A dramatic example of the power of mental suggestion involved a small group of people with a mysterious congenital condition called 'ichthyosiform erythroderma', also known disparagingly as 'fish-skin disease' because of the unsightly fish-scale-like crusts that cover most of the sufferer's body. In one study, five patients were hypnotized and told to focus on a part of their body and visualize the skin becoming normal. Within just a few weeks, 80 per cent of each patient's body had completely healed, with the skin remaining smooth and clear (Br J Dermatol, 1966; 78: 101-5).
Through hypnotic intention, spinal-surgery patients about to undergo their operations have reduced blood loss by nearly half simply by directing their blood supply away from the site of the surgery (Advances, 1985; 2: 11-21). Pregnant women have been able to turn their babies from breech positions, burn victims have sped up their healing and people suffering haemorrhages in the gastrointestinal tract have willed their bleeding to stop (Dienstfrey H. Mind and mindlessness in mind-body research, in Schlitz M et al., eds. Consciousness and Healing: Integral Approaches to Mind-Body Healing. St Louis, MO: Elsevier Churchill Livingstone, 2005). Clearly, during an altered state that roughly corresponds to the hyperalert state of intense meditation, conscious thought can convince the body to endure pain, cure many serious diseases and change virtually any condition.
Mental intention has been used to produce actual physiological changes-and not only in athletes' bodies. Guang Yue, an exercise psychologist at the Cleveland Clinic Foundation in Ohio, carried out research comparing participants who went to the gym with those who performed a virtual workout in their heads. Those who regularly visited the gym were able to increase their muscle strength by 30 per cent. But those who remained in their arm-chairs and ran through a mental rehearsal of the weight training in their minds increased muscle power by almost half as much.
Volunteers between 20 and 35 years of age imagined flexing one of their biceps as hard as they could during daily training sessions carried out five times a week. After ensuring that the participants were not doing any actual exercise, including tensing their muscles, the researchers discovered an astonishing 13.5 per cent increase in muscle size and strength after just a few weeks, an advantage that persisted for three months after the mental training stopped (J Neurophysiol, 1992; 67: 114-23).
In 1997, Dr David Smith at the University of Chester in the UK came up with similar results: participants who worked out could achieve 30 per cent increases in strength, while those who just imagined themselves doing the training achieved a 16 per cent increase (Smith D et al. The effect of mental practice on muscle strength and EMG activity.

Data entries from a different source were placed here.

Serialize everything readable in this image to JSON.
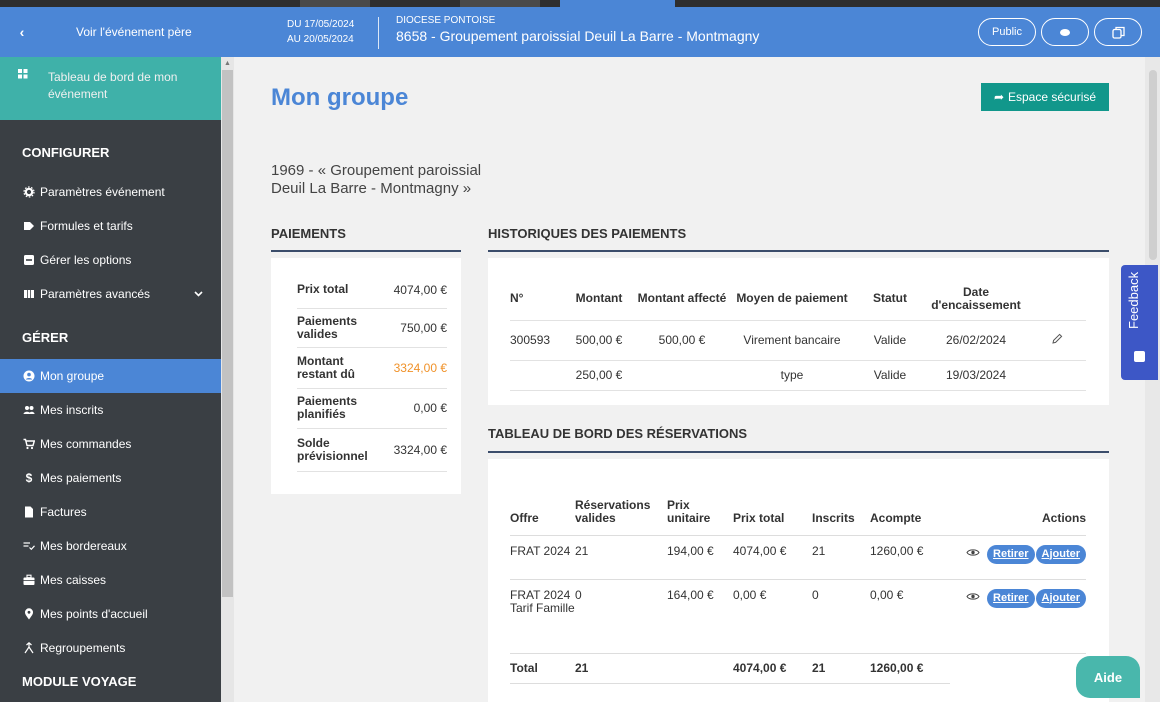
{
  "header": {
    "back_label": "Voir l'événement père",
    "date_from": "DU 17/05/2024",
    "date_to": "AU 20/05/2024",
    "diocese": "DIOCESE PONTOISE",
    "event_title": "8658 - Groupement paroissial Deuil La Barre - Montmagny",
    "public_label": "Public"
  },
  "sidebar": {
    "dashboard_label": "Tableau de bord de mon événement",
    "configurer_title": "CONFIGURER",
    "configurer_items": [
      {
        "label": "Paramètres événement",
        "icon": "gear-icon"
      },
      {
        "label": "Formules et tarifs",
        "icon": "tag-icon"
      },
      {
        "label": "Gérer les options",
        "icon": "minus-square-icon"
      },
      {
        "label": "Paramètres avancés",
        "icon": "table-icon"
      }
    ],
    "gerer_title": "GÉRER",
    "gerer_items": [
      {
        "label": "Mon groupe",
        "icon": "group-icon",
        "active": true
      },
      {
        "label": "Mes inscrits",
        "icon": "users-icon"
      },
      {
        "label": "Mes commandes",
        "icon": "cart-icon"
      },
      {
        "label": "Mes paiements",
        "icon": "dollar-icon"
      },
      {
        "label": "Factures",
        "icon": "file-icon"
      },
      {
        "label": "Mes bordereaux",
        "icon": "list-check-icon"
      },
      {
        "label": "Mes caisses",
        "icon": "briefcase-icon"
      },
      {
        "label": "Mes points d'accueil",
        "icon": "map-marker-icon"
      },
      {
        "label": "Regroupements",
        "icon": "merge-icon"
      }
    ],
    "module_title": "MODULE VOYAGE"
  },
  "main": {
    "title": "Mon groupe",
    "secure_button": "Espace sécurisé",
    "group_name_line1": "1969 - « Groupement paroissial",
    "group_name_line2": "Deuil La Barre - Montmagny »",
    "payments_title": "PAIEMENTS",
    "payments": [
      {
        "label": "Prix total",
        "value": "4074,00 €",
        "highlight": false
      },
      {
        "label": "Paiements valides",
        "value": "750,00 €",
        "highlight": false
      },
      {
        "label": "Montant restant dû",
        "value": "3324,00 €",
        "highlight": true
      },
      {
        "label": "Paiements planifiés",
        "value": "0,00 €",
        "highlight": false
      },
      {
        "label": "Solde prévisionnel",
        "value": "3324,00 €",
        "highlight": false
      }
    ],
    "history_title": "HISTORIQUES DES PAIEMENTS",
    "history_headers": [
      "N°",
      "Montant",
      "Montant affecté",
      "Moyen de paiement",
      "Statut",
      "Date d'encaissement"
    ],
    "history_rows": [
      [
        "300593",
        "500,00 €",
        "500,00 €",
        "Virement bancaire",
        "Valide",
        "26/02/2024"
      ],
      [
        "",
        "250,00 €",
        "",
        "type",
        "Valide",
        "19/03/2024"
      ]
    ],
    "reservations_title": "TABLEAU DE BORD DES RÉSERVATIONS",
    "reservations_headers": [
      "Offre",
      "Réservations valides",
      "Prix unitaire",
      "Prix total",
      "Inscrits",
      "Acompte",
      "Actions"
    ],
    "reservations_rows": [
      [
        "FRAT 2024",
        "21",
        "194,00 €",
        "4074,00 €",
        "21",
        "1260,00 €"
      ],
      [
        "FRAT 2024 Tarif Famille",
        "0",
        "164,00 €",
        "0,00 €",
        "0",
        "0,00 €"
      ]
    ],
    "reservations_total": [
      "Total",
      "21",
      "",
      "4074,00 €",
      "21",
      "1260,00 €"
    ],
    "retirer_label": "Retirer",
    "ajouter_label": "Ajouter"
  },
  "feedback_label": "Feedback",
  "aide_label": "Aide"
}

Proceedings of the British Psychological
Society Annual Conference, 1998; 6: 116).
One study demonstrated that, under hypnosis, women increased the dimensions of their breasts simply by visualizing themselves on the beach with the sun's rays warming their chests (Barber TX, Changing 'unchangeable' bodily processes by [hypnotic] suggestions: A new look at hypnosis, cognitions, imagining and the mind-body problem, in Sheikh AA, ed. Imagination and Healing. Farmingdale, NY: Baywood Publishing, 1984).
The Healing Contract

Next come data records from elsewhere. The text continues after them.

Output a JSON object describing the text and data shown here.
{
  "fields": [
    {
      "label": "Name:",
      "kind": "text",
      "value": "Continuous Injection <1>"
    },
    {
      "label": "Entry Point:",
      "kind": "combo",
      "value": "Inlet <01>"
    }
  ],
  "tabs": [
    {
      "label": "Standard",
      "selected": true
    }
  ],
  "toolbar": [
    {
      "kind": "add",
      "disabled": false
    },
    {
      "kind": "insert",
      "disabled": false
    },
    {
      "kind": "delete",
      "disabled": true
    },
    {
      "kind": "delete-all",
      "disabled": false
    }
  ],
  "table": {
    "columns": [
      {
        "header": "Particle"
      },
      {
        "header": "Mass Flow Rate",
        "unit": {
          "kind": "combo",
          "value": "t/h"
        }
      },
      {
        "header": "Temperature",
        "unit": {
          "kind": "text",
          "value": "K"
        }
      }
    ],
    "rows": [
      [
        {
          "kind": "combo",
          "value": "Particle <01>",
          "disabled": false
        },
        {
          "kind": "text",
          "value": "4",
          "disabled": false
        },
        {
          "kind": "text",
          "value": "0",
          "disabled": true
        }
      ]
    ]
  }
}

But what about the role of the healer? Studies show that the effect is enhanced when the practitioner, as well as the patient, believes that the the treatment will work. In nearly 40 per cent of such cases, the placebo proved effective (Clin Psych Rev, 1993; 13: 375-91).